(Paris 1764 - Paris 1838)
A Design for a Jardinière, with a Relief of Venus and Apollo
Laid down on a larger sheet, possibly an album page.
210 x 153 mm. (8 1/4 x 6 in.)
Many years later, the art historian Henry Havard illustrated this same jardinière in his monumental Dictionnaire de l’ameublement et de la décoration, published between 1887 and 1890. As he wrote, ‘Meanwhile, on the advice of Percier, the cabinetmaker Jacob made a number of very remarkable pieces, as architecture and as ornamentation, the drawings of which have fortunately been preserved. We reproduce two of them here, and the opulence of these pieces of furniture, the care which Percier has taken of designing so many varied models, indicates that it was around this time that the jardinière completed its adaptation to elegant interiors and to take the place in Parisian houses which it has not ceased to occupy since then.’

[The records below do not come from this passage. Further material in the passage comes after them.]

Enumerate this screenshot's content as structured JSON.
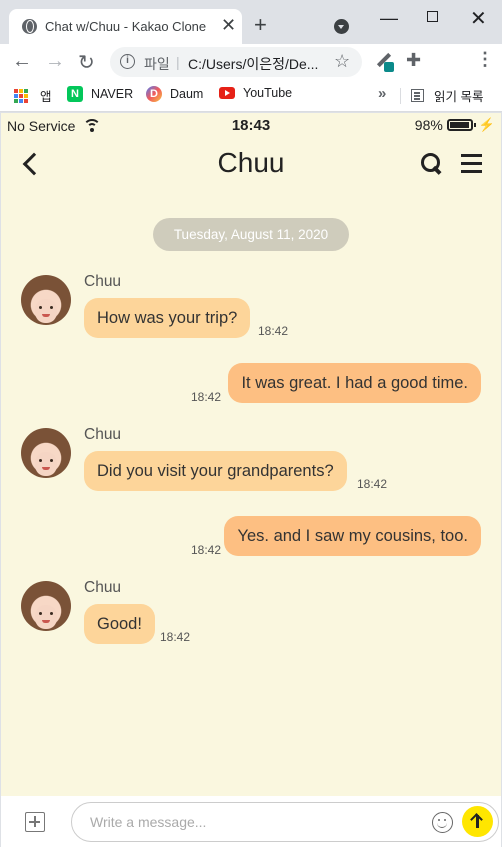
{
  "browser": {
    "tab_title": "Chat w/Chuu - Kakao Clone",
    "address_label": "파일",
    "address_url": "C:/Users/이은정/De...",
    "bookmarks": [
      {
        "label": "앱",
        "icon": "apps-grid-icon"
      },
      {
        "label": "NAVER",
        "icon": "naver-icon"
      },
      {
        "label": "Daum",
        "icon": "daum-icon"
      },
      {
        "label": "YouTube",
        "icon": "youtube-icon"
      }
    ],
    "reading_list": "읽기 목록",
    "more_bookmarks": "»"
  },
  "status_bar": {
    "carrier": "No Service",
    "time": "18:43",
    "battery": "98%"
  },
  "header": {
    "title": "Chuu"
  },
  "date_divider": "Tuesday, August 11, 2020",
  "messages": [
    {
      "direction": "in",
      "sender": "Chuu",
      "text": "How was your trip?",
      "time": "18:42"
    },
    {
      "direction": "out",
      "text": "It was great. I had a good time.",
      "time": "18:42"
    },
    {
      "direction": "in",
      "sender": "Chuu",
      "text": "Did you visit your grandparents?",
      "time": "18:42"
    },
    {
      "direction": "out",
      "text": "Yes. and I saw my cousins, too.",
      "time": "18:42"
    },
    {
      "direction": "in",
      "sender": "Chuu",
      "text": "Good!",
      "time": "18:42"
    }
  ],
  "composer": {
    "placeholder": "Write a message..."
  },
  "colors": {
    "background": "#faf7df",
    "incoming_bubble": "#fdd59a",
    "outgoing_bubble": "#fdbf82",
    "send_button": "#ffe600",
    "date_pill": "#cfccbc"
  }
}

This watercolour by Percier was formerly in the archival collection of cabinetmaker François-Honoré-Georges Jacob-Desmalter (1770-1841), who oversaw one of the most important furniture workshops in Paris in the first quarter of the 19th century. A similar jardinière was produced by Jacob-Desmalter, after a design by Alexandre Dufour, for the Princesse d’Eckmülh at the Château de Savigny.

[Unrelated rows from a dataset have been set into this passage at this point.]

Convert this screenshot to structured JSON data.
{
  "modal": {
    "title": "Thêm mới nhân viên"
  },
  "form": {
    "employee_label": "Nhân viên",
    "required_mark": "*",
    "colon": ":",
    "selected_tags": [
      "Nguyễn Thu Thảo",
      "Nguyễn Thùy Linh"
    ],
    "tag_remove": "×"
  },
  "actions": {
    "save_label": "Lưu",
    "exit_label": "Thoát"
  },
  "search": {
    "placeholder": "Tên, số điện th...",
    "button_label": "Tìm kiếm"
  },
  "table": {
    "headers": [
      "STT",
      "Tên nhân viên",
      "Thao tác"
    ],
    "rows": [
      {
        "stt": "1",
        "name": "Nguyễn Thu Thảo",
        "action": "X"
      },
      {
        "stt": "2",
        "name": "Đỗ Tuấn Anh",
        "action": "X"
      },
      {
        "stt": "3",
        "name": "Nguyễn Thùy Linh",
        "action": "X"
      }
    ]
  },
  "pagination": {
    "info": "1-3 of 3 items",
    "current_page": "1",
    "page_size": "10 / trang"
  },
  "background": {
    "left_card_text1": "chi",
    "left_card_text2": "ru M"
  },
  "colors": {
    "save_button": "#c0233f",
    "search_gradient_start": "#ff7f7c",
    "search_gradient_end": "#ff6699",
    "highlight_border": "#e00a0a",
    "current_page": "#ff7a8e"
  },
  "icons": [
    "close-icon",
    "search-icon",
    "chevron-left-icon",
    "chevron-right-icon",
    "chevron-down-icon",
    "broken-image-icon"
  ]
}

After winning the Prix de Rome for architecture in 1786, Charles Percier spent the next seven years as a pensionnaire at the Académie de France in Rome. Together with Pierre Fontaine (1762-1853), a fellow student of the architect Antoine-François Peyre, Percier sketched the monuments of ancient and modern Rome. Upon their return to Paris, Percier and Fontaine embarked on a long and successful partnership, working closely as architects and designers until about 1814. Together they published a number of books on architecture, ornament and furnishings, each accompanied by their illustrations, such as the Palais, maisons, et autres édifices modernes, dessinés à Rome, published in 1798. These were collaborative efforts in which Percier drew the architectural and sculptural elements, while Fontaine was responsible for the landscapes and figures.
Percier’s first significant official commission came in 1800, when he was asked by Josephine Bonaparte to take charge of the renovation and interior decoration of her villa at Malmaison. In later years both Percier and Fontaine worked extensively for Napoleon; at the Tuileries, Saint-Cloud, Compiègne, Fontainebleau and elsewhere, as well as designing court festivities such as the coronation of Napoleon as Emperor and the ceremony of his marriage to Marie-Louise of Austria. As architects they renovated parts of the Louvre, and designed the Arc de Triomphe du Carrousel, completed in 1807. Indeed, such was their importance as architects and designers during the Napoleonic era that Percier and Fontaine can arguably be said to have created the Empire style. Much of their influence can be traced to their seminal publication Receuil des décorations intérieures, published in 1812, which served as a compendium of designs for rooms, furniture, decorations and ornament that spread the Empire style throughout Europe as well as to Russia and America. After the fall of Napoleon, the partnership of Percier and Fontaine was dissolved, although both artists continued to remain active. Percier was charged with the decoration of the cathedral in Reims for the planned coronation of King Louis XVIII, an event that never took place.